The State of Florida has signed on to use a new type of technology, sold by the company ActSoft, which not only monitors the whereabouts of a person, but also can detect whether or not that person has been drinking alcohol. Florida asserts that the technology is being used to free up space in prisons for violent offenders and is even giving people charged with reckless driving with the option of either going to jail to await trial, or staying out on bail with an ankle bracelet that can detect alcohol in their blood. [6] The system works by detecting the presence of ethanol vapors, a telltale sign of the metabolism of alcohol.

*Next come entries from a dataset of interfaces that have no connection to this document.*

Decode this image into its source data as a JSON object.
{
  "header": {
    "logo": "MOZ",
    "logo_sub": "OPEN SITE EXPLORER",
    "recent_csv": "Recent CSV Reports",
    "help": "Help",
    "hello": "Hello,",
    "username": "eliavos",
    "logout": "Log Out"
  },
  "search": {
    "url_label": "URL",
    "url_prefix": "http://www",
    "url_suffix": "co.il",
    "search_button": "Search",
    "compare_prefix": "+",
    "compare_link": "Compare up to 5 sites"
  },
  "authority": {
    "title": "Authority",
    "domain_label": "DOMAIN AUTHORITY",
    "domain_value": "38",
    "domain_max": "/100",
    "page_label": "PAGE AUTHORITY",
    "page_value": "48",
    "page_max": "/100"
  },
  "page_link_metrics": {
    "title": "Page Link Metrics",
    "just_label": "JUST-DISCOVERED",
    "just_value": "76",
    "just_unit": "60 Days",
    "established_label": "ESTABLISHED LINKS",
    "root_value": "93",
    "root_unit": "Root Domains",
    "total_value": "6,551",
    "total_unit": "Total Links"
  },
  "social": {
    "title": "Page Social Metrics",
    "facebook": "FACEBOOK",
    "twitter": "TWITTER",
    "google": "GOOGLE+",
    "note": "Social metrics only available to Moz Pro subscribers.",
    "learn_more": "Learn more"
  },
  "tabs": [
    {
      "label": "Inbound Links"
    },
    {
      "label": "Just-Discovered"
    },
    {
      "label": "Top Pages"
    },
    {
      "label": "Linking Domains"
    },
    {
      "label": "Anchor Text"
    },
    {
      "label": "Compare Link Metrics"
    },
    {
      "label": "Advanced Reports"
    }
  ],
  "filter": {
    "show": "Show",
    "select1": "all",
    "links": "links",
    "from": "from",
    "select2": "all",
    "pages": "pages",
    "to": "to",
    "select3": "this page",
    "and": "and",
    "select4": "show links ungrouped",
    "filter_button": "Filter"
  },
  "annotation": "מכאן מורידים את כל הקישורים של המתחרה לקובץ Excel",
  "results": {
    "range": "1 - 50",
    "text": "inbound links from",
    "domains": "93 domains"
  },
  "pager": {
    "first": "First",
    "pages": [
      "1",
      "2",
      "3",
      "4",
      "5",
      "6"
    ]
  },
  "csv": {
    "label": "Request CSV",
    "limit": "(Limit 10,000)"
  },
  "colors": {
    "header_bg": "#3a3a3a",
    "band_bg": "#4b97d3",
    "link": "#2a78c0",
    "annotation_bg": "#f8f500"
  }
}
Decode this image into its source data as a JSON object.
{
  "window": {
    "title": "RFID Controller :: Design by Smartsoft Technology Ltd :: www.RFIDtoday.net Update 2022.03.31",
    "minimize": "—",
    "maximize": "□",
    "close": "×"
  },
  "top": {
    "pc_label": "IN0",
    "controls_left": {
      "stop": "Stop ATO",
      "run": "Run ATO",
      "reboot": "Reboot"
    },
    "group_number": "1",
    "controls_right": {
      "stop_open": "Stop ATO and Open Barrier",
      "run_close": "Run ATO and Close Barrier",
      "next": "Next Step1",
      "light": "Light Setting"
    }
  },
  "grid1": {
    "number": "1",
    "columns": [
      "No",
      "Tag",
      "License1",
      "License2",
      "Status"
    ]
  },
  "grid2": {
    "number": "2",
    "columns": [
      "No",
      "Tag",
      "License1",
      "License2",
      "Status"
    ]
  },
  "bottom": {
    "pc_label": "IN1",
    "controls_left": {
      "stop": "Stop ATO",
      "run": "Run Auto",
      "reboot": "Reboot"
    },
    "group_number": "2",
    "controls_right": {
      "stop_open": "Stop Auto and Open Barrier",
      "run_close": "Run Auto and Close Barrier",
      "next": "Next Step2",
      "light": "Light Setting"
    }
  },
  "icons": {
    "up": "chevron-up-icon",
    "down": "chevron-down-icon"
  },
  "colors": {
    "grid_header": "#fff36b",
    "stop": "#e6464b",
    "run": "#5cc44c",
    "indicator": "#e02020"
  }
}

Public safety advocates continue to push for greater restrictions on the freedom of movement, and the elimination of privacy rights of those charged with or convicted of crimes. This is not a new platform in the annals of America’s criminal justice system. Public figures regularly jump at the opportunity to be perceived as tough on crime and, in fact, are terrified of being perceived as weak on crime. The fear is that public at large will hold politicians accountable for their perceived weakness on crime and, as such, this is a perception that politicians want to avoid at all costs – no matter what the evidence says regarding the effectiveness of “get tough on crime” measures. Fortunately for those fearing the perception of weakness, state budget crises all across America are enabling lawmakers to also use public finances as a justification for the increased use of electronic monitoring, otherwise known as “tethering,” on those in the criminal justice system.

States all across the country are engaged in cost analyses and coming to the conclusion that the use of electronic tethers is highly cost effective. One county jurisdiction in Michigan is reporting that people who are incarcerated cost the county $95 per day, while those who are tethered only cost between $6 and $12 per day. [7] In 2007, Florida had to pay approximately $12 per day for electronic monitoring while incarceration cost the state $43.26 per day for a man and $65.46 per day for a woman. [8] The attractive cost differential is being touted by businesses providing the equipment and monitoring services and is creating a new aspect of business in America’s prison-industrial complex which once grew as a result of increasing the number of prisons built – whether publicly or privately owned. [9] Whereas the expansion of America’s prison system was once an integral part of politics, the “war on crime,” and a new economic base for impoverished rural areas, state budget problems have forced the complex to rely on a new form of technology that could one day enable the monitoring of parolees or people in pre-trial confinement to be outsourced to foreign countries. The profit potential for companies providing electronic monitoring equipment and services is noteworthy. Denver’s Alcohol Monitoring Solutions has claimed that the market for their products could eventually be worth $1.3 billion per year. [10]

Civil rights advocates have warned that the privacy, search and seizure, and due process of parolees and others might be violated by having someone watching them around the clock, particularly those who are required to wear the devices for life. Such an obligation equals new punishment after punishment for the crime has already been rendered and time served. Additionally, those required to wear the devices may find it hard to obtain a job and become normal, productive members of society.

Paul C. Wright is an attorney, business consultant, and legal researcher who has practiced both military and civil law. His legal practice areas have included criminal, international, insurance, and consumer law.Paul C. Wright is an attorney, business consultant, and legal researcher who has practiced both military and civil law. His legal practice areas have included criminal, international, insurance, and consumer law.